What Moses said is, at the end of his life – Listen to this – You’ll find it in the seventh verse of chapter 23 of Deuteronomy. He is 120 years old. He’s about to die. He’s speaking to the next generation. They’re gonna cross the Jordan and enter the Promised Land. And this is what he says to them, “Don’t hate an Egyptian, for you are strangers in his land.”
Go figure. There were strangers in their land. Did they put them up in the Cairo Hilton? For Heaven’s sake, they persecuted Jews. They enslaved them. They were being killed, every male child. So why did Moses say, “Don’t hate an Egyptian, because you were a stranger in his land?” And the answer is so deep. Because if they had continued to hate the Egyptians, Moses would have taken the Israelites out of Egypt, but he would’ve failed to take Egypt out of the Israelites. They would still be slaves, if not in body, then in mind. They would be slaves to the resentments of the past.
And listen to the consequence of that. In one sentence, that can change the world. What Moses was saying is: If you want to go free, you have to let go of hate. Otherwise you cannot be free.
Friends, the problems of the world are real. There’s poverty, there is disease, there is oppression, there is injustice. But we will not solve those problems by hating one another. They will not be solved by war, or violence, or terror, or anger, or intimidation.

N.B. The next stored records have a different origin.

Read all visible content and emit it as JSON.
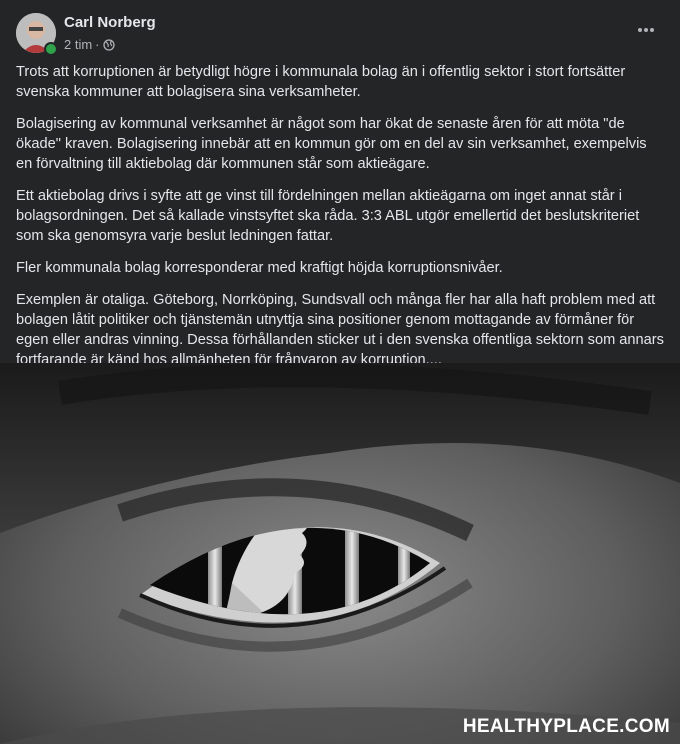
{
  "post": {
    "author": "Carl Norberg",
    "time": "2 tim",
    "separator": "·",
    "privacy_icon": "globe-icon",
    "more_icon": "more-options-icon",
    "paragraphs": [
      "Trots att korruptionen är betydligt högre i kommunala bolag än i offentlig sektor i stort fortsätter svenska kommuner att bolagisera sina verksamheter.",
      "Bolagisering av kommunal verksamhet är något som har ökat de senaste åren för att möta \"de ökade\" kraven. Bolagisering innebär att en kommun gör om en del av sin verksamhet, exempelvis en förvaltning till aktiebolag där kommunen står som aktieägare.",
      "Ett aktiebolag drivs i syfte att ge vinst till fördelningen mellan aktieägarna om inget annat står i bolagsordningen. Det så kallade vinstsyftet ska råda. 3:3 ABL utgör emellertid det beslutskriteriet som ska genomsyra varje beslut ledningen fattar.",
      "Fler kommunala bolag korresponderar med kraftigt höjda korruptionsnivåer.",
      "Exemplen är otaliga. Göteborg, Norrköping, Sundsvall och många fler har alla haft problem med att bolagen låtit politiker och tjänstemän utnyttja sina positioner genom mottagande av förmåner för egen eller andras vinning. Dessa förhållanden sticker ut i den svenska offentliga sektorn som annars fortfarande är känd hos allmänheten för frånvaron av korruption...."
    ],
    "image": {
      "watermark": "HEALTHYPLACE.COM"
    }
  },
  "colors": {
    "background": "#242526",
    "text_primary": "#e4e6eb",
    "text_secondary": "#b0b3b8",
    "online": "#31a24c"
  }
}
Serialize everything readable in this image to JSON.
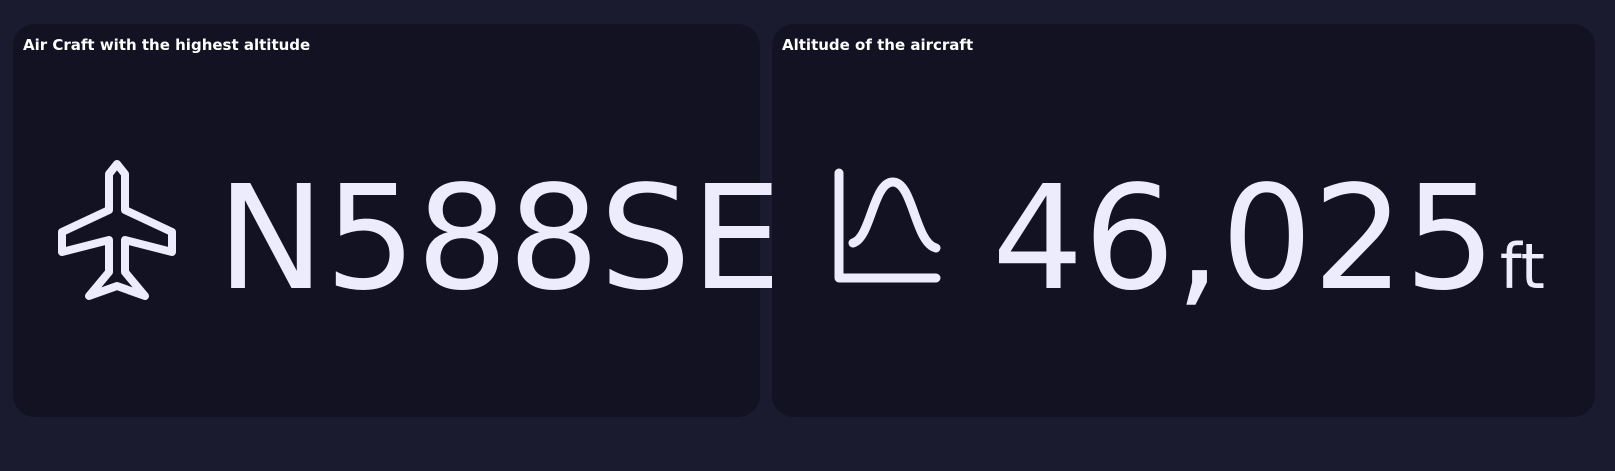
{
  "panels": [
    {
      "title": "Air Craft with the highest altitude",
      "icon": "airplane-icon",
      "value": "N588SE"
    },
    {
      "title": "Altitude of the aircraft",
      "icon": "bell-curve-chart-icon",
      "value": "46,025",
      "unit": "ft"
    }
  ],
  "colors": {
    "page_background": "#1a1b2e",
    "card_background": "#121223",
    "value_text": "#ececfd",
    "title_text": "#ffffff"
  }
}
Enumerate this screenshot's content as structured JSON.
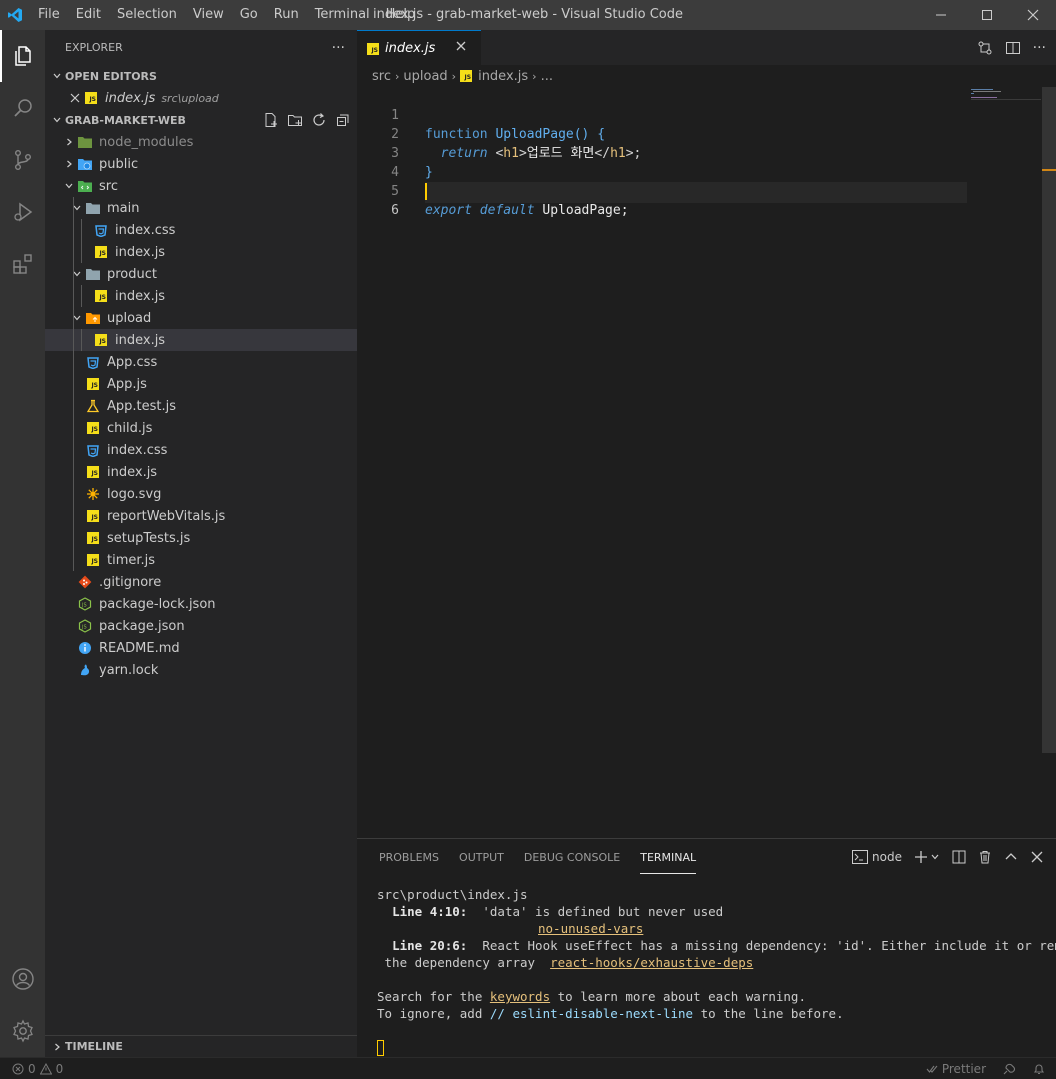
{
  "window": {
    "title": "index.js - grab-market-web - Visual Studio Code",
    "menu": [
      "File",
      "Edit",
      "Selection",
      "View",
      "Go",
      "Run",
      "Terminal",
      "Help"
    ]
  },
  "sidebar": {
    "title": "EXPLORER",
    "open_editors": {
      "header": "OPEN EDITORS",
      "items": [
        {
          "name": "index.js",
          "path": "src\\upload"
        }
      ]
    },
    "project": {
      "header": "GRAB-MARKET-WEB",
      "tree": [
        "node_modules",
        "public",
        "src",
        "main",
        "index.css",
        "index.js",
        "product",
        "index.js",
        "upload",
        "index.js",
        "App.css",
        "App.js",
        "App.test.js",
        "child.js",
        "index.css",
        "index.js",
        "logo.svg",
        "reportWebVitals.js",
        "setupTests.js",
        "timer.js",
        ".gitignore",
        "package-lock.json",
        "package.json",
        "README.md",
        "yarn.lock"
      ]
    },
    "timeline": "TIMELINE"
  },
  "editor": {
    "tab": "index.js",
    "breadcrumbs": [
      "src",
      "upload",
      "index.js",
      "..."
    ],
    "line_numbers": [
      "1",
      "2",
      "3",
      "4",
      "5",
      "6"
    ],
    "code": {
      "l1_kw": "function",
      "l1_fn": "UploadPage",
      "l1_rest": "() {",
      "l2_kw": "return",
      "l2_open_lt": "<",
      "l2_tag": "h1",
      "l2_gt": ">",
      "l2_text": "업로드 화면",
      "l2_close_lt": "</",
      "l2_tag2": "h1",
      "l2_end": ">;",
      "l3": "}",
      "l5_kw1": "export",
      "l5_kw2": "default",
      "l5_name": "UploadPage;"
    }
  },
  "panel": {
    "tabs": [
      "PROBLEMS",
      "OUTPUT",
      "DEBUG CONSOLE",
      "TERMINAL"
    ],
    "active_tab": "TERMINAL",
    "terminal_name": "node",
    "terminal": {
      "file": "src\\product\\index.js",
      "w1_loc": "Line 4:10:",
      "w1_msg": "  'data' is defined but never used",
      "w1_rule": "no-unused-vars",
      "w2_loc": "Line 20:6:",
      "w2_msg": "  React Hook useEffect has a missing dependency: 'id'. Either include it or remove",
      "w2_cont": " the dependency array  ",
      "w2_rule": "react-hooks/exhaustive-deps",
      "search_pre": "Search for the ",
      "search_link": "keywords",
      "search_post": " to learn more about each warning.",
      "ignore_pre": "To ignore, add ",
      "ignore_code": "// eslint-disable-next-line",
      "ignore_post": " to the line before."
    }
  },
  "status": {
    "errors": "0",
    "warnings": "0",
    "prettier": "Prettier"
  },
  "colors": {
    "accent": "#007acc",
    "js_icon": "#f5de19",
    "css_icon": "#42a5f5",
    "terminal_link": "#e5c07b"
  }
}
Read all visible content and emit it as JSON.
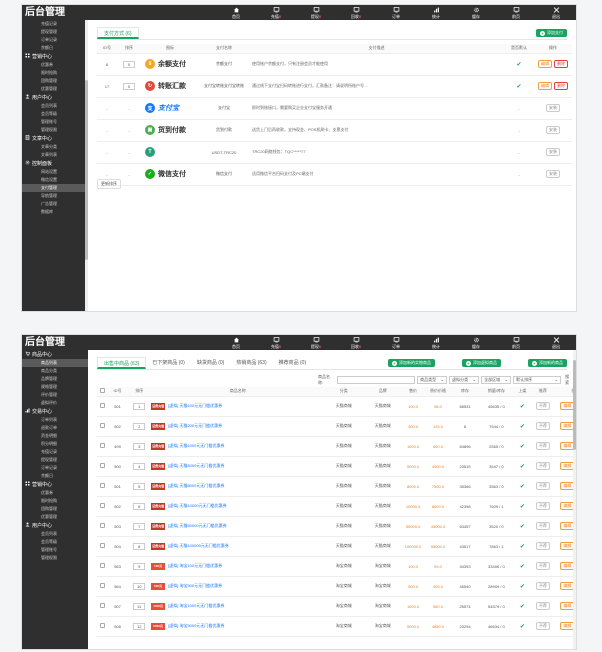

Today, the world is awash with hate more so than any time in my lifetime. And if religion is part of the problem, for Heaven’s sake, let religion be part of the solution. Let every religion and every religious leader get up and say, “We need to teach the children of the world not to hate the people with whom they will one day have to live.” I tell you, all the problems in the world could be solved if enough of us said, to those with whom we disagree, “Yesterday we were enemies, today, let us be friends, because even if we don’t agree, even if we don’t like each other very much, there are problems that none of us can solve on our own, but we can solve them together.”
Let us do just that. Let us teach all of us to work together to solve the problems of the world. For the sake of our children, for the sake of our future, and for the sake of God.
You can also watch (or read a transcript of) the first speech, which focused on the concept of the dignity of difference and how we, as people of all faiths and of none, can come together to recognise that our common humanity precedes our religious differences.